**Provided records**
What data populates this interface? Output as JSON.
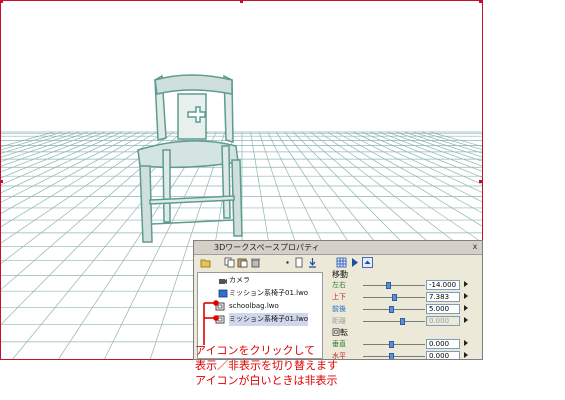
{
  "window": {
    "title": "3Dワークスペースプロパティ",
    "close_glyph": "x"
  },
  "tree": {
    "items": [
      {
        "label": "カメラ",
        "icon": "camera-icon"
      },
      {
        "label": "ミッション系椅子01.lwo",
        "icon": "blue-cube-icon"
      },
      {
        "label": "schoolbag.lwo",
        "icon": "visibility-icon"
      },
      {
        "label": "ミッション系椅子01.lwo",
        "icon": "visibility-icon",
        "selected": true
      }
    ]
  },
  "properties": {
    "move_section": "移動",
    "rotate_section": "回転",
    "move_rows": [
      {
        "label": "左右",
        "value": "-14.000",
        "color": "green",
        "fraction": 0.4
      },
      {
        "label": "上下",
        "value": "7.383",
        "color": "red",
        "fraction": 0.5
      },
      {
        "label": "前後",
        "value": "5.000",
        "color": "blue",
        "fraction": 0.45
      },
      {
        "label": "距離",
        "value": "0.000",
        "color": "disabled",
        "fraction": 0.65
      }
    ],
    "rotate_rows": [
      {
        "label": "垂直",
        "value": "0.000",
        "color": "green",
        "fraction": 0.45
      },
      {
        "label": "水平",
        "value": "0.000",
        "color": "red",
        "fraction": 0.45
      }
    ]
  },
  "annotation": {
    "line1": "アイコンをクリックして",
    "line2": "表示／非表示を切り替えます",
    "line3": "アイコンが白いときは非表示"
  },
  "colors": {
    "accent_red": "#e00000",
    "grid": "#8fb7b0",
    "chair": "#5f9b8f"
  }
}
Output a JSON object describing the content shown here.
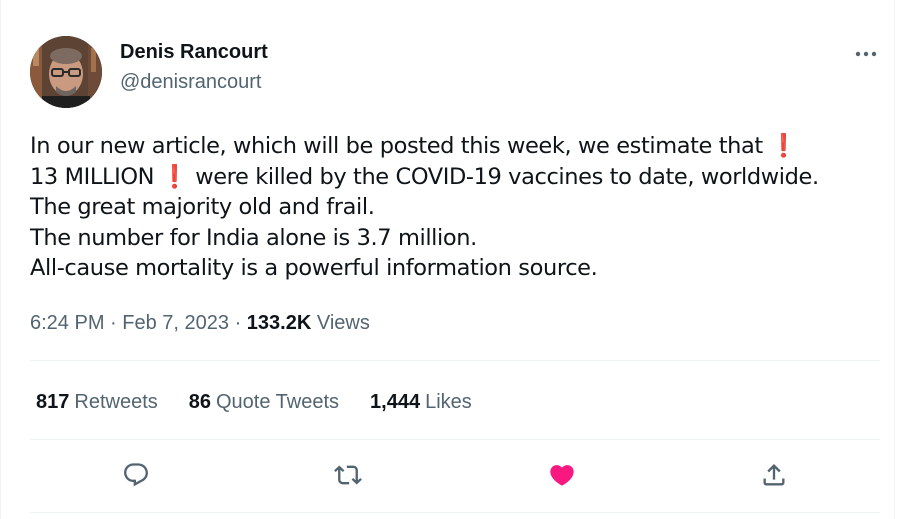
{
  "author": {
    "display_name": "Denis Rancourt",
    "handle": "@denisrancourt"
  },
  "tweet": {
    "line1_a": "In our new article, which will be posted this week, we  estimate that ",
    "line1_excl": "❗",
    "line2_a": "13 MILLION ",
    "line2_excl": "❗",
    "line2_b": "  were killed by the COVID-19 vaccines to date, worldwide.",
    "line3": "The great majority old and frail.",
    "line4": "The number for India alone is 3.7 million.",
    "line5": "All-cause mortality is a powerful information source."
  },
  "meta": {
    "time": "6:24 PM",
    "sep1": " · ",
    "date": "Feb 7, 2023",
    "sep2": " · ",
    "views_count": "133.2K",
    "views_label": " Views"
  },
  "stats": {
    "retweets_count": "817",
    "retweets_label": "Retweets",
    "quotes_count": "86",
    "quotes_label": "Quote Tweets",
    "likes_count": "1,444",
    "likes_label": "Likes"
  },
  "colors": {
    "text": "#0f1419",
    "secondary": "#536471",
    "like_pink": "#f91880",
    "emoji_red": "#dd2e44",
    "divider": "#eff3f4"
  },
  "icons": {
    "more": "more-dots-icon",
    "reply": "reply-icon",
    "retweet": "retweet-icon",
    "like": "heart-filled-icon",
    "share": "share-icon"
  }
}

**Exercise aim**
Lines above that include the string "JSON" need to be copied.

**Worked solution**
What data populates this interface? Output as JSON.
Output a JSON object describing the content shown here.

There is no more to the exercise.